• Work request: Please set down each entry exactly, omitting any picture it holds.

(Element data from apps and pages)
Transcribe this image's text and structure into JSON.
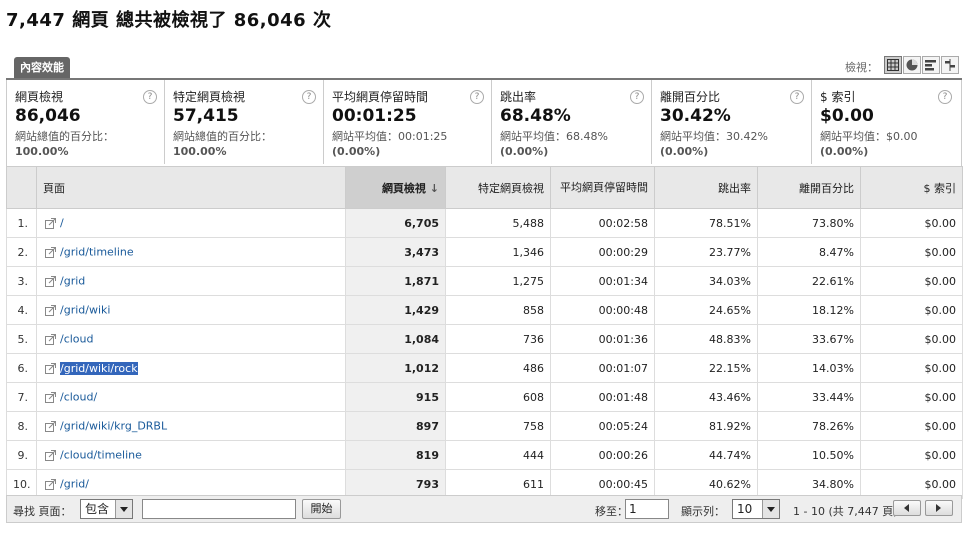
{
  "headline": "7,447 網頁 總共被檢視了 86,046 次",
  "tab_label": "內容效能",
  "view_label": "檢視：",
  "view_buttons": [
    {
      "name": "table-view-icon",
      "active": true
    },
    {
      "name": "pie-view-icon",
      "active": false
    },
    {
      "name": "bar-view-icon",
      "active": false
    },
    {
      "name": "comparison-view-icon",
      "active": false
    }
  ],
  "metrics": [
    {
      "title": "網頁檢視",
      "value": "86,046",
      "sub1": "網站總值的百分比：",
      "sub2": "100.00%"
    },
    {
      "title": "特定網頁檢視",
      "value": "57,415",
      "sub1": "網站總值的百分比：",
      "sub2": "100.00%"
    },
    {
      "title": "平均網頁停留時間",
      "value": "00:01:25",
      "sub1": "網站平均值：00:01:25",
      "sub2": "(0.00%)"
    },
    {
      "title": "跳出率",
      "value": "68.48%",
      "sub1": "網站平均值：68.48%",
      "sub2": "(0.00%)"
    },
    {
      "title": "離開百分比",
      "value": "30.42%",
      "sub1": "網站平均值：30.42%",
      "sub2": "(0.00%)"
    },
    {
      "title": "$ 索引",
      "value": "$0.00",
      "sub1": "網站平均值：$0.00",
      "sub2": "(0.00%)"
    }
  ],
  "help_glyph": "?",
  "columns": {
    "page": "頁面",
    "pageviews": "網頁檢視",
    "sort_arrow": "↓",
    "unique": "特定網頁檢視",
    "avg_time": "平均網頁停留時間",
    "bounce": "跳出率",
    "exit": "離開百分比",
    "index": "$ 索引"
  },
  "rows": [
    {
      "rank": "1.",
      "page": "/",
      "pageviews": "6,705",
      "unique": "5,488",
      "avg_time": "00:02:58",
      "bounce": "78.51%",
      "exit": "73.80%",
      "index": "$0.00"
    },
    {
      "rank": "2.",
      "page": "/grid/timeline",
      "pageviews": "3,473",
      "unique": "1,346",
      "avg_time": "00:00:29",
      "bounce": "23.77%",
      "exit": "8.47%",
      "index": "$0.00"
    },
    {
      "rank": "3.",
      "page": "/grid",
      "pageviews": "1,871",
      "unique": "1,275",
      "avg_time": "00:01:34",
      "bounce": "34.03%",
      "exit": "22.61%",
      "index": "$0.00"
    },
    {
      "rank": "4.",
      "page": "/grid/wiki",
      "pageviews": "1,429",
      "unique": "858",
      "avg_time": "00:00:48",
      "bounce": "24.65%",
      "exit": "18.12%",
      "index": "$0.00"
    },
    {
      "rank": "5.",
      "page": "/cloud",
      "pageviews": "1,084",
      "unique": "736",
      "avg_time": "00:01:36",
      "bounce": "48.83%",
      "exit": "33.67%",
      "index": "$0.00"
    },
    {
      "rank": "6.",
      "page": "/grid/wiki/rock",
      "pageviews": "1,012",
      "unique": "486",
      "avg_time": "00:01:07",
      "bounce": "22.15%",
      "exit": "14.03%",
      "index": "$0.00",
      "selected": true
    },
    {
      "rank": "7.",
      "page": "/cloud/",
      "pageviews": "915",
      "unique": "608",
      "avg_time": "00:01:48",
      "bounce": "43.46%",
      "exit": "33.44%",
      "index": "$0.00"
    },
    {
      "rank": "8.",
      "page": "/grid/wiki/krg_DRBL",
      "pageviews": "897",
      "unique": "758",
      "avg_time": "00:05:24",
      "bounce": "81.92%",
      "exit": "78.26%",
      "index": "$0.00"
    },
    {
      "rank": "9.",
      "page": "/cloud/timeline",
      "pageviews": "819",
      "unique": "444",
      "avg_time": "00:00:26",
      "bounce": "44.74%",
      "exit": "10.50%",
      "index": "$0.00"
    },
    {
      "rank": "10.",
      "page": "/grid/",
      "pageviews": "793",
      "unique": "611",
      "avg_time": "00:00:45",
      "bounce": "40.62%",
      "exit": "34.80%",
      "index": "$0.00"
    }
  ],
  "footer": {
    "find_label": "尋找 頁面：",
    "match_option": "包含",
    "search_value": "",
    "go_label": "開始",
    "goto_label": "移至：",
    "goto_value": "1",
    "show_label": "顯示列：",
    "show_value": "10",
    "range_text": "1 - 10 (共 7,447 頁)"
  },
  "colors": {
    "link": "#1a5a9a",
    "selection": "#3366bb",
    "tab": "#666666"
  }
}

• Exercise result:
Transcribe this image's text and structure into JSON.
{
  "headline": "7,447 網頁 總共被檢視了 86,046 次",
  "tab_label": "內容效能",
  "view_label": "檢視：",
  "view_buttons": [
    {
      "name": "table-view-icon",
      "active": true
    },
    {
      "name": "pie-view-icon",
      "active": false
    },
    {
      "name": "bar-view-icon",
      "active": false
    },
    {
      "name": "comparison-view-icon",
      "active": false
    }
  ],
  "metrics": [
    {
      "title": "網頁檢視",
      "value": "86,046",
      "sub1": "網站總值的百分比：",
      "sub2": "100.00%"
    },
    {
      "title": "特定網頁檢視",
      "value": "57,415",
      "sub1": "網站總值的百分比：",
      "sub2": "100.00%"
    },
    {
      "title": "平均網頁停留時間",
      "value": "00:01:25",
      "sub1": "網站平均值：00:01:25",
      "sub2": "(0.00%)"
    },
    {
      "title": "跳出率",
      "value": "68.48%",
      "sub1": "網站平均值：68.48%",
      "sub2": "(0.00%)"
    },
    {
      "title": "離開百分比",
      "value": "30.42%",
      "sub1": "網站平均值：30.42%",
      "sub2": "(0.00%)"
    },
    {
      "title": "$ 索引",
      "value": "$0.00",
      "sub1": "網站平均值：$0.00",
      "sub2": "(0.00%)"
    }
  ],
  "help_glyph": "?",
  "columns": {
    "page": "頁面",
    "pageviews": "網頁檢視",
    "sort_arrow": "↓",
    "unique": "特定網頁檢視",
    "avg_time": "平均網頁停留時間",
    "bounce": "跳出率",
    "exit": "離開百分比",
    "index": "$ 索引"
  },
  "rows": [
    {
      "rank": "1.",
      "page": "/",
      "pageviews": "6,705",
      "unique": "5,488",
      "avg_time": "00:02:58",
      "bounce": "78.51%",
      "exit": "73.80%",
      "index": "$0.00"
    },
    {
      "rank": "2.",
      "page": "/grid/timeline",
      "pageviews": "3,473",
      "unique": "1,346",
      "avg_time": "00:00:29",
      "bounce": "23.77%",
      "exit": "8.47%",
      "index": "$0.00"
    },
    {
      "rank": "3.",
      "page": "/grid",
      "pageviews": "1,871",
      "unique": "1,275",
      "avg_time": "00:01:34",
      "bounce": "34.03%",
      "exit": "22.61%",
      "index": "$0.00"
    },
    {
      "rank": "4.",
      "page": "/grid/wiki",
      "pageviews": "1,429",
      "unique": "858",
      "avg_time": "00:00:48",
      "bounce": "24.65%",
      "exit": "18.12%",
      "index": "$0.00"
    },
    {
      "rank": "5.",
      "page": "/cloud",
      "pageviews": "1,084",
      "unique": "736",
      "avg_time": "00:01:36",
      "bounce": "48.83%",
      "exit": "33.67%",
      "index": "$0.00"
    },
    {
      "rank": "6.",
      "page": "/grid/wiki/rock",
      "pageviews": "1,012",
      "unique": "486",
      "avg_time": "00:01:07",
      "bounce": "22.15%",
      "exit": "14.03%",
      "index": "$0.00",
      "selected": true
    },
    {
      "rank": "7.",
      "page": "/cloud/",
      "pageviews": "915",
      "unique": "608",
      "avg_time": "00:01:48",
      "bounce": "43.46%",
      "exit": "33.44%",
      "index": "$0.00"
    },
    {
      "rank": "8.",
      "page": "/grid/wiki/krg_DRBL",
      "pageviews": "897",
      "unique": "758",
      "avg_time": "00:05:24",
      "bounce": "81.92%",
      "exit": "78.26%",
      "index": "$0.00"
    },
    {
      "rank": "9.",
      "page": "/cloud/timeline",
      "pageviews": "819",
      "unique": "444",
      "avg_time": "00:00:26",
      "bounce": "44.74%",
      "exit": "10.50%",
      "index": "$0.00"
    },
    {
      "rank": "10.",
      "page": "/grid/",
      "pageviews": "793",
      "unique": "611",
      "avg_time": "00:00:45",
      "bounce": "40.62%",
      "exit": "34.80%",
      "index": "$0.00"
    }
  ],
  "footer": {
    "find_label": "尋找 頁面：",
    "match_option": "包含",
    "search_value": "",
    "go_label": "開始",
    "goto_label": "移至：",
    "goto_value": "1",
    "show_label": "顯示列：",
    "show_value": "10",
    "range_text": "1 - 10 (共 7,447 頁)"
  },
  "colors": {
    "link": "#1a5a9a",
    "selection": "#3366bb",
    "tab": "#666666"
  }
}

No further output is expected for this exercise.